Patients and Families
With good health care, many people who have sickle cell anemia can live productive lives. They also can have reasonably good health much of the time and live longer today than in the past. Many people who have sickle cell anemia now live into their forties or fifties, or longer.
If you have sickle cell anemia, it is important to:
- Adopt or maintain a healthy lifestyle
- Take steps to prevent and control complications
- Learn ways to cope with pain
If you have a family member/friend who has sickle cell anemia, you can take steps to learn about the disease and help your loved one manage it. The University of Arkansas for Medical Sciences is currently developing an Adult Sickle Cell Clinical Program to reduce the suffering and improve the medical care provided to Arkansans with sickle cell disease. Please see links of resources and support services listed to the left of this page to learn more about the program services and other available resources.
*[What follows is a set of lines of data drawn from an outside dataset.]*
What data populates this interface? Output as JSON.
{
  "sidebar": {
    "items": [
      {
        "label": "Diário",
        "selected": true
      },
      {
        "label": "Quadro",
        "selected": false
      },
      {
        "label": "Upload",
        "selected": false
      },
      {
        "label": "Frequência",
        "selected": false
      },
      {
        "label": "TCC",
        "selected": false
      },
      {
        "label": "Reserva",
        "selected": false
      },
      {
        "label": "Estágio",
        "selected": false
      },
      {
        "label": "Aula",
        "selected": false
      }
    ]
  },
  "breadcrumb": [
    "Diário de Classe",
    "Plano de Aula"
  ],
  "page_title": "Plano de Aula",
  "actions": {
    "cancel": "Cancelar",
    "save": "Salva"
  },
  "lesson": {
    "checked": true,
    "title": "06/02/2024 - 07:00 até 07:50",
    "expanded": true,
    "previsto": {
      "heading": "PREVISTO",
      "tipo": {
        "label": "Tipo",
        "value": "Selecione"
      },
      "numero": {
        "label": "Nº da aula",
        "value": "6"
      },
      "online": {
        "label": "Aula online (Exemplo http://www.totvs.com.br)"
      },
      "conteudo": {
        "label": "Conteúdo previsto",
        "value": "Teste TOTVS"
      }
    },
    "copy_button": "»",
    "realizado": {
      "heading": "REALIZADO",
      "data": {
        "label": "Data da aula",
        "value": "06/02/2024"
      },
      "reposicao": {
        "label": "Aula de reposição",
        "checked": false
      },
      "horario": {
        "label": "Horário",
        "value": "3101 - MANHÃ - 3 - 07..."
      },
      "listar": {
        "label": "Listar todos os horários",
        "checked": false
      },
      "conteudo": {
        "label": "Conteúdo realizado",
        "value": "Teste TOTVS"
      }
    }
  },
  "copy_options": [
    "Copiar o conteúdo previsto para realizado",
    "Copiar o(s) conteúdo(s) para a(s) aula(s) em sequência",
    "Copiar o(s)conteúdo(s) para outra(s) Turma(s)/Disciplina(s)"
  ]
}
You can also learn about the gene mutation that causes sickle cell and more about relieving pain symptoms by listening to Dr. T. Glenn Pait discuss this disease during the “Here’s to Your Health” program. Visit the UAMShealth.com website for more information.